- Transmitting backward / forward linkages of information relating to poachers
- Advising the States for combing forest floor to check snares/traps
- Performing supervisory field visits through the National Tiger Conservation Authority and its regional offices
- Using information technology for improved surveillance (e-Eye system) using thermal cameras
- Launching tiger reserve level monitoring using camera trap to keep a photo ID database of individual tigers
- Preparing a national database of individual tiger photo captures to establish linkage with body parts seized or dead tigers
- Assisting States to refine protection oriented monitoring through monitoring system for tiger’s intensive protection and ecological status (M-STrIPES)
- Assisting States to deploy local workforce in a big way for protection to complement the efforts of field staff [In all, approximately 25 lakh mandays are generated annually with 50% central assistance amounting to around Rs. 25 crores (excluding matching 50% share given by States) under Project Tiger.
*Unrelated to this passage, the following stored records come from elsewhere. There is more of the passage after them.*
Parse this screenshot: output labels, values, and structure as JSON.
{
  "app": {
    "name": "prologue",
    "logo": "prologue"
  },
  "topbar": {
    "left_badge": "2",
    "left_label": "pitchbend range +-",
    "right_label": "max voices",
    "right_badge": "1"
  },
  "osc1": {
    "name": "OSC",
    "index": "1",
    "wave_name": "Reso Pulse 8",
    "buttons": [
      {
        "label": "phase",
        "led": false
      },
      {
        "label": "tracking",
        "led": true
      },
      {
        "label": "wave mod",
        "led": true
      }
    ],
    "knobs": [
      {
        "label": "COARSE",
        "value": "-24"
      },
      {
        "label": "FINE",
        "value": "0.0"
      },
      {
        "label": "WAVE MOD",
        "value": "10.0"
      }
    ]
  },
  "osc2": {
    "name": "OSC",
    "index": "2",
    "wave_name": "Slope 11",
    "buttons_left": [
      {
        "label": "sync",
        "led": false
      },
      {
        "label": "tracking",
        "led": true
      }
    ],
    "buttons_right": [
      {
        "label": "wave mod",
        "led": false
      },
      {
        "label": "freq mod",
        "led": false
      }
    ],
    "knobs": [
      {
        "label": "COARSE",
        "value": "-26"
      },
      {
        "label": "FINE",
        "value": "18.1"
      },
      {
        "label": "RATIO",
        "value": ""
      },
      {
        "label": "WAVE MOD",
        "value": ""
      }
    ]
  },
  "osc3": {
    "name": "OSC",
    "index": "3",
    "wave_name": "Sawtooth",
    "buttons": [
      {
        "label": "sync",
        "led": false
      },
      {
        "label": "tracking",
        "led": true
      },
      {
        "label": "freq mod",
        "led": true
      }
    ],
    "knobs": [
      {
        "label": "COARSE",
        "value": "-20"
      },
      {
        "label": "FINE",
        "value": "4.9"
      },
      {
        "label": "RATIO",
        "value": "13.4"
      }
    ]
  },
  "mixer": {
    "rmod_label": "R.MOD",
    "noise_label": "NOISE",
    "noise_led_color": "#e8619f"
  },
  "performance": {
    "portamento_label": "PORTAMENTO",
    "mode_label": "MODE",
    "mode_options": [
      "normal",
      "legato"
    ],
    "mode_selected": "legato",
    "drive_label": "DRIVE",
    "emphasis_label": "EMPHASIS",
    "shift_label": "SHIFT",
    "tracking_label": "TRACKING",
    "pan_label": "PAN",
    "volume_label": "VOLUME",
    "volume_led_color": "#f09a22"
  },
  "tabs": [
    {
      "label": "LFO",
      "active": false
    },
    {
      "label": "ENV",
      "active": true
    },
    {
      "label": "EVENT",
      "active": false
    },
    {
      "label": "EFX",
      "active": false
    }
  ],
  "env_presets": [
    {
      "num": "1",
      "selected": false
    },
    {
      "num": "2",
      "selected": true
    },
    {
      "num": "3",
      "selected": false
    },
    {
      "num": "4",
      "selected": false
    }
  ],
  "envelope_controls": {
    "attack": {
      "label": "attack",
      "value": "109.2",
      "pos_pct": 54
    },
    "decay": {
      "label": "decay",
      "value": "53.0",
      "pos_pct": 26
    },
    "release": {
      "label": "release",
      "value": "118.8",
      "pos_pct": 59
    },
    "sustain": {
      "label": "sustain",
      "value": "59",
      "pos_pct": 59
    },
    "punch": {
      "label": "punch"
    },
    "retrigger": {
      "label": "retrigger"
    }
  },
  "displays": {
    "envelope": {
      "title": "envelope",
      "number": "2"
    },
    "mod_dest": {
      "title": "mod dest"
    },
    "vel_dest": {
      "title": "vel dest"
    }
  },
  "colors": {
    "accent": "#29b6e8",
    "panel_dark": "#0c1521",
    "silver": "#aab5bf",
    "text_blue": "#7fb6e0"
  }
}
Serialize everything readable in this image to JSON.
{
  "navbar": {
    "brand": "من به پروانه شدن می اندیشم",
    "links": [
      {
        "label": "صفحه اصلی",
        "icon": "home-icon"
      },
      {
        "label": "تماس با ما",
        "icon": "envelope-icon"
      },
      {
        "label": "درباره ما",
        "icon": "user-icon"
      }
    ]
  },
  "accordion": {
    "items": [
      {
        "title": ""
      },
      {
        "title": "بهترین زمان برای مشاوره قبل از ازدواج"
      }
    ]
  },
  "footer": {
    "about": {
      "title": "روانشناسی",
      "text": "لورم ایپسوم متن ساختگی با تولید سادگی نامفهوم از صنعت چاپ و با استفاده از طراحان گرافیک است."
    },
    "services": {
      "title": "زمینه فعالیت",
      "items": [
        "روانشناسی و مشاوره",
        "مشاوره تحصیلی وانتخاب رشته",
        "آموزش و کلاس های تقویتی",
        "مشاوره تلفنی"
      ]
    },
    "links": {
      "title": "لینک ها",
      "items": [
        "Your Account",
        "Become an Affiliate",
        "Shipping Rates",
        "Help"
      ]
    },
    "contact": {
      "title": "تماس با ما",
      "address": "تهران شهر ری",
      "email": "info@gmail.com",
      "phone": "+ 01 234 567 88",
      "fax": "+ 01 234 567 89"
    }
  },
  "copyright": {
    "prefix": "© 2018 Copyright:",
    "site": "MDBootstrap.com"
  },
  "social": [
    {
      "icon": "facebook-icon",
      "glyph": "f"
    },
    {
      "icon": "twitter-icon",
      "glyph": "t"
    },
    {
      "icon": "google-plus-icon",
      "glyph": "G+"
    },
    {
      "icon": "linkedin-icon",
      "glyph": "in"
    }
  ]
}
- Many local tribes constitute such local workforce (besides non-tribals), eg. Baigas, Gonds in Madhya Pradesh, Gonds in Maharashtra, Chenchus in Andhra Pradesh, Sholigas in Karnataka, Gujjars in Uttarakhand and Irulas in Tamil Nadu to name a few.
- Initiative taken for collaboration of National Tiger Conservation Authority and Wildlife Crime Control Bureau towards an online tiger/wildlife crime tracking/reporting system in tiger reserves and to coordinate with INTERPOL for checking trans-border trade of wildlife products.
- Raising, arming and deploying of Special Rhino Protection Force in the lines of Special Tiger Protection Force for Kaziranga Tiger Reserve.
- Insurance / Corpus Fund for the staff of Kaziranga Tiger Reserve.
- Motivating tiger reserve administration/tiger States to ensure the conviction of criminals through the pursuance of cases in different courts.
- Bilateral co-operation with neighboring countries like Nepal, Bangladesh and Bhutan.
- Sharing of information on the seizure of body parts including skin of tigers among tiger range countries to ascertain source area. India made a proposal in this regard in CITES CoP-17 in Johannesburg which was agreed by member countries.
Despite the above-mentioned measures, tiger deaths due to unnatural causes have not reduced. Human interactions with the wild cat are responsible for the different viral diseases and accidental death of the tigers in their natural habitats.